[What this task involves] If a line in the listing below has the string "into", copy it out.

[Study material]
▼

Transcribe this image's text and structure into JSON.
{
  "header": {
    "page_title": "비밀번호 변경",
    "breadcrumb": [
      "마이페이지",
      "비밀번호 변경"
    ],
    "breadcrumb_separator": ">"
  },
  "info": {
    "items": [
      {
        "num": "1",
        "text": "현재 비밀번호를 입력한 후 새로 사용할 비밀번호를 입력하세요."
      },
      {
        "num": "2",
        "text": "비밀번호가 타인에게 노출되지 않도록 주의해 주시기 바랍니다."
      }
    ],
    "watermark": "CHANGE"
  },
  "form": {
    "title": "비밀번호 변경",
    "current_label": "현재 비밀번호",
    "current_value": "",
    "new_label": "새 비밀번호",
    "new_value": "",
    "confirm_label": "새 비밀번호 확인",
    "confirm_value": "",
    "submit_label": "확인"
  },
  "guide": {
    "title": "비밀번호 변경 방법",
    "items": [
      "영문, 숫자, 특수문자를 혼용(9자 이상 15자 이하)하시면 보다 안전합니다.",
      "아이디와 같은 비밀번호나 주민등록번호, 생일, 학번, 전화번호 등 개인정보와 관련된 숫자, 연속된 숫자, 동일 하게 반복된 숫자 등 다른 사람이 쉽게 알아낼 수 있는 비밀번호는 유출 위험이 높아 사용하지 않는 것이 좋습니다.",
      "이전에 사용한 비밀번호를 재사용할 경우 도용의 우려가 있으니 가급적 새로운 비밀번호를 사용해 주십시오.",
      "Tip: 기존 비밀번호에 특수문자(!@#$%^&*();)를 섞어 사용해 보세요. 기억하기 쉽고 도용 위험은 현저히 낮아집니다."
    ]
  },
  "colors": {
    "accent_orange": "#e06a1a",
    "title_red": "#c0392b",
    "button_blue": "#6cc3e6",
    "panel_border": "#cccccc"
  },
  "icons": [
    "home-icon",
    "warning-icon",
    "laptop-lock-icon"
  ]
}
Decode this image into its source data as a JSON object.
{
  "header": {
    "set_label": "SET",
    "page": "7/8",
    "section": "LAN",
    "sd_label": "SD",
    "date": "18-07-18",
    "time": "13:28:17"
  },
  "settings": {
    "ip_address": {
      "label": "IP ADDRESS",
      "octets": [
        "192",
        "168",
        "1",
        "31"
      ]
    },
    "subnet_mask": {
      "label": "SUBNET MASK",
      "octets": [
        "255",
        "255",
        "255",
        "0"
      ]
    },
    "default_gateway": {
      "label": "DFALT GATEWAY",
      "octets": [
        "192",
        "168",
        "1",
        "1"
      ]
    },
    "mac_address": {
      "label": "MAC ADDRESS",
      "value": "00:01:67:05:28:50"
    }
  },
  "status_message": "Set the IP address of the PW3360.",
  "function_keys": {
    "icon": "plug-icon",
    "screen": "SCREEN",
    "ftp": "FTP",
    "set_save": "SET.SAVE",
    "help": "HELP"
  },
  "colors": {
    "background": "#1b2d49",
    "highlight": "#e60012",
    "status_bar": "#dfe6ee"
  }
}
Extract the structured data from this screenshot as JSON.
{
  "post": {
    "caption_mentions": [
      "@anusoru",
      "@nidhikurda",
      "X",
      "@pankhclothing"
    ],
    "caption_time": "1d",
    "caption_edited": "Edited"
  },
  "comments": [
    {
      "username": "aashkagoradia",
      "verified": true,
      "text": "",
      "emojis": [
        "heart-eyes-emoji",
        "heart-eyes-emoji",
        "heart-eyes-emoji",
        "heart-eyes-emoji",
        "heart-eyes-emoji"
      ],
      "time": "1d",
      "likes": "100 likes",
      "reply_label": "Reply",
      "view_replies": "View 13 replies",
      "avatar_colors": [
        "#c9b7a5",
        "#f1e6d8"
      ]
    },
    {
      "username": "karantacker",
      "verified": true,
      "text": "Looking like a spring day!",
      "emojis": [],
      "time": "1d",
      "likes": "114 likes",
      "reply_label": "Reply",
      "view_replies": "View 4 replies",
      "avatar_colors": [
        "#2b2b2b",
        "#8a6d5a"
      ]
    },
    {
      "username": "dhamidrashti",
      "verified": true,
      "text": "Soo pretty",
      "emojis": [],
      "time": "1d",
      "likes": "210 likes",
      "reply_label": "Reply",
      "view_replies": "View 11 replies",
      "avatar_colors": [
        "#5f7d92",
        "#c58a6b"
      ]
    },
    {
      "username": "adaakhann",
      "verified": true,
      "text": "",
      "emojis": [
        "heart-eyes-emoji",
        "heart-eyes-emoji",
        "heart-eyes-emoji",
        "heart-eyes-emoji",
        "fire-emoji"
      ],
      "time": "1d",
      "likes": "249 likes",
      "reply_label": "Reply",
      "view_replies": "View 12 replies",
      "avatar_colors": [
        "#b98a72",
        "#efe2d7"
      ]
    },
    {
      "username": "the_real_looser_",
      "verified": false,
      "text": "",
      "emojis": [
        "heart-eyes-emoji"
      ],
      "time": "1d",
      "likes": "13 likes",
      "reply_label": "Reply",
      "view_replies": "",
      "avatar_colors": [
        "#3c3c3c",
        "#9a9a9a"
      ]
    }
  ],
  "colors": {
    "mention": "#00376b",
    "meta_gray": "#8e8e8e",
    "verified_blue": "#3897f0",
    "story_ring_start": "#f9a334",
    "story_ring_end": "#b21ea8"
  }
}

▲

[Your response]
Transcribe this image's text and structure into JSON.
Decode this image into its source data as a JSON object.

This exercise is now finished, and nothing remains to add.